So, fine: I’m a religious fanatic. But what does that mean?
It irritates me when people talk about how much worse the world has gotten recently. Because I read that part in the Bible where Cain killed Abel and that other part where those one chicks slept with their father. War has been happening forever, and I don’t think calling prostitution the oldest profession is hyperbole.
So I don’t think that the reality has changed that much. But our perception of the reality, our acceptance of the reality, has changed, not for the better.
And I’m far from perfect. I don’t honestly really know that many people who were perfectly, 100% chaste in thought and deed before marriage. But I know some. And the older I get, the more important it seems.

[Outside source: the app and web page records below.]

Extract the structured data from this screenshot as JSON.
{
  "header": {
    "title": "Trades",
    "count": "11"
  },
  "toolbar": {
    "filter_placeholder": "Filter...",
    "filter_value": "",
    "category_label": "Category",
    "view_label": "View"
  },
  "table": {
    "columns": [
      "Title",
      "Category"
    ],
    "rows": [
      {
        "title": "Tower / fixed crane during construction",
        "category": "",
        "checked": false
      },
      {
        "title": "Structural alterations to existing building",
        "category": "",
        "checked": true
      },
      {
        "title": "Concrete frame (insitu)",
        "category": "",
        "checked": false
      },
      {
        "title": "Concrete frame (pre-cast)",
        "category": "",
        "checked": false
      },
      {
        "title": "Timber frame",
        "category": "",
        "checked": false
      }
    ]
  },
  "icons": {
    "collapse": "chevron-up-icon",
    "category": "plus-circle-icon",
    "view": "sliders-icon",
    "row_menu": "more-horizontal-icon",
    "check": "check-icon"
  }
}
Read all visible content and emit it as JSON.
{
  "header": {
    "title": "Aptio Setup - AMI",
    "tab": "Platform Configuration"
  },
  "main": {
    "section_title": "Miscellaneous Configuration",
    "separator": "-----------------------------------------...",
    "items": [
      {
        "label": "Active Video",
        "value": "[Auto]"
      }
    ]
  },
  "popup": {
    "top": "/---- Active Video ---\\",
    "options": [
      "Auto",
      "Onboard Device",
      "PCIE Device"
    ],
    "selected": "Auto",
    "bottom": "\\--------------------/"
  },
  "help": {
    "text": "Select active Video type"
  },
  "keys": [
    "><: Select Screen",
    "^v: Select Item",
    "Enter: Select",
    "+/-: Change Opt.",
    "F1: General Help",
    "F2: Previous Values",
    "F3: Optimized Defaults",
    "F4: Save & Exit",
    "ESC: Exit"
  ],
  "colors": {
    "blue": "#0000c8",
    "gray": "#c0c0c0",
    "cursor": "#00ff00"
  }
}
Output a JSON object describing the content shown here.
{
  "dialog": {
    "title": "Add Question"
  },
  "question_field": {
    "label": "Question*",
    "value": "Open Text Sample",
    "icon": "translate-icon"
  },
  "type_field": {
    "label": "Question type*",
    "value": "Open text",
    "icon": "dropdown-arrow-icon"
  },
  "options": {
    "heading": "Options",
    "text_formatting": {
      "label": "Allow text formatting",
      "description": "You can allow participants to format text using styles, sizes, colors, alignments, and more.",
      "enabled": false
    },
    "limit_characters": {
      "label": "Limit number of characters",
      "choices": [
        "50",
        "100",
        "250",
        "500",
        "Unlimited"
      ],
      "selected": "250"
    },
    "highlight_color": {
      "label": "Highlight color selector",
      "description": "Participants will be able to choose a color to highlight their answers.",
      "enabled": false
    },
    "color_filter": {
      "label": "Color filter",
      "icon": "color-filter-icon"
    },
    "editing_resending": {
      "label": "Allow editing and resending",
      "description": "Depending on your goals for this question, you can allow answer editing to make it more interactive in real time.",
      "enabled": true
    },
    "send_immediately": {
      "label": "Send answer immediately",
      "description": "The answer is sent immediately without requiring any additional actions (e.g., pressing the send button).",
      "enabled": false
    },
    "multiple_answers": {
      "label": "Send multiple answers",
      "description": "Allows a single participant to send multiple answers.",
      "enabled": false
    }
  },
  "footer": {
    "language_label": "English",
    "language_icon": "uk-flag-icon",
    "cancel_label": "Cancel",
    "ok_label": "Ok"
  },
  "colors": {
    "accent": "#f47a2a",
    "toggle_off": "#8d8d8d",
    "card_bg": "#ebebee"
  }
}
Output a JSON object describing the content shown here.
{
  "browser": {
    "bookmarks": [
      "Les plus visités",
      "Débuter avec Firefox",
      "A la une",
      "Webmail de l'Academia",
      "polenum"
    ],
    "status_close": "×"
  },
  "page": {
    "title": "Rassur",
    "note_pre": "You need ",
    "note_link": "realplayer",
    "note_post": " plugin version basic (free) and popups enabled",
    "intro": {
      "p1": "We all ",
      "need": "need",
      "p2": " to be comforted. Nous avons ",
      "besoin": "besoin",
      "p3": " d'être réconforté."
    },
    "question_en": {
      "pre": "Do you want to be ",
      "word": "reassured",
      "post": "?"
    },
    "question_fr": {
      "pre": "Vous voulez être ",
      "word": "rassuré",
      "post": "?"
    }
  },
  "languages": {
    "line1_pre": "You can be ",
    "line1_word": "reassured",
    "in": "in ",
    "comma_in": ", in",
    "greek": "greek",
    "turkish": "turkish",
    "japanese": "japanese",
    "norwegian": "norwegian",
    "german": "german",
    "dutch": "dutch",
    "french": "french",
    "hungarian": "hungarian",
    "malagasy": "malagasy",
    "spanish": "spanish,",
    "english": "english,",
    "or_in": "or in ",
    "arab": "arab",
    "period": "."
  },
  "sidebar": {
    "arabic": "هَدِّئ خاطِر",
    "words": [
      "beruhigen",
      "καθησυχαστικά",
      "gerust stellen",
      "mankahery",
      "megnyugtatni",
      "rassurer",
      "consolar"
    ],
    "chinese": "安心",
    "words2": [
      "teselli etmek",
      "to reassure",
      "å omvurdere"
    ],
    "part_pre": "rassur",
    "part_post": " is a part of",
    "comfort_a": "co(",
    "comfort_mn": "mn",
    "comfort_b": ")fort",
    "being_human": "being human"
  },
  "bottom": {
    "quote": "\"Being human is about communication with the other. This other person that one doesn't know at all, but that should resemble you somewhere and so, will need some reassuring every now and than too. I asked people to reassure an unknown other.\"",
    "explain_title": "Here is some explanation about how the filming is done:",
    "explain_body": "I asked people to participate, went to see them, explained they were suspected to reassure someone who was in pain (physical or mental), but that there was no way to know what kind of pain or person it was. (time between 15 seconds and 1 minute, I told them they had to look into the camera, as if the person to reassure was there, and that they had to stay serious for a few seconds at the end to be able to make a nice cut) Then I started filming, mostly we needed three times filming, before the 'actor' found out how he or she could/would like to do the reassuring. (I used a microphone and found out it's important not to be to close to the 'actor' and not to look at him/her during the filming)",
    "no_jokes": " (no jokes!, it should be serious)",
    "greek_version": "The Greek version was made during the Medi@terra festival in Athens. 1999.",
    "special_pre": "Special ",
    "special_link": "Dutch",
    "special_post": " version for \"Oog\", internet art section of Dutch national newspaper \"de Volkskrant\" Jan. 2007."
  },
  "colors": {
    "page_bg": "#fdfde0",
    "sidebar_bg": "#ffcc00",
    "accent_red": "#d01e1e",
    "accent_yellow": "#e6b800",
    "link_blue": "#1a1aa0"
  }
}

I don’t want to sound (or be) all evangelical or fundamentalist or fanatical (too late), but the truth is that if I could have one thing for my daughters, it would be chastity and virginity for them AND THEIR HUSBANDS before marriage.
When did that become the most outlandish, crazy thing? When did it become naive to consider abstinence a realistic and worthwhile goal?
When did it happen that I feel ninety-seven years old when watching a movie about twenty- and thirty-somethings?
Why is a determination of “unrealistic” considered the death knell to chastity and fidelity by some? There are a lot of other unrealistic ideals, like an end to poverty and war, but I don’t see any caring, conscious human being suggesting that we throw our hands up and turn our attention to making poverty and war as safe as possible for everyone. As if poverty and war can be made to be SAFE.
As if the fact of their inevitability somehow requires a relinquishment of the ideals of prosperity and peace.
Last week I got back in touch with a girl who was one of my best friends in eighth grade. We stayed in close contact throughout high school, but I haven’t seen her in fourteen years. She is now married with three daughters, and her husband is the boy that I was in love with for all my middle school years. In my mind, I was Anne and he was Gilbert Blythe. If I’d had a slate, I would have broken it over his head in order to increase the romantic parallels. (Of which there were many, not least being that we “hated” each other after being madly in love for approximately four months. I think he probably did actually hate me, or you know, didn’t care, but I was (not-so-secretly) pining, ever-hopeful, until my family moved away when I was thirteen.)
True love, at eleven, is pretty silly, of course. But, oh! did I love him. We met in fifth grade, in a tiny town, where elementary school ended at fourth grade, and we imagined ourselves quite grown up to be included in middle school, and especially the middle school dances. I still remember how it felt to dance with him, so close, so slow, so many hormones and so much heat. He was the first boy I ever loved.
We never kissed. We were chaste. (And yes, Mom, you were right to decide I wouldn’t go to any more dances until I was older, even so.)
The feeling I still feel for him, and for his wife, who was such a good friend to me, is overwhelming, when I think about it. I want their happiness, though we are not connected by any ties except old friendship, almost as much as I want my own.
And we never even kissed.
I cannot express to you how glad I am about that.
Chastity before marriage, and fidelity after. These things might be hard. They might be incredibly unrealistic, and uncool, and weird, and fanatical.
(And if my daughters are as imperfect as me, believe me — my idealism and my God do not in any way preclude understanding, compassion, repentance, and forgiveness.)
But chastity is what we are aiming for, and I’m not going to apologize or accept marginalization for that.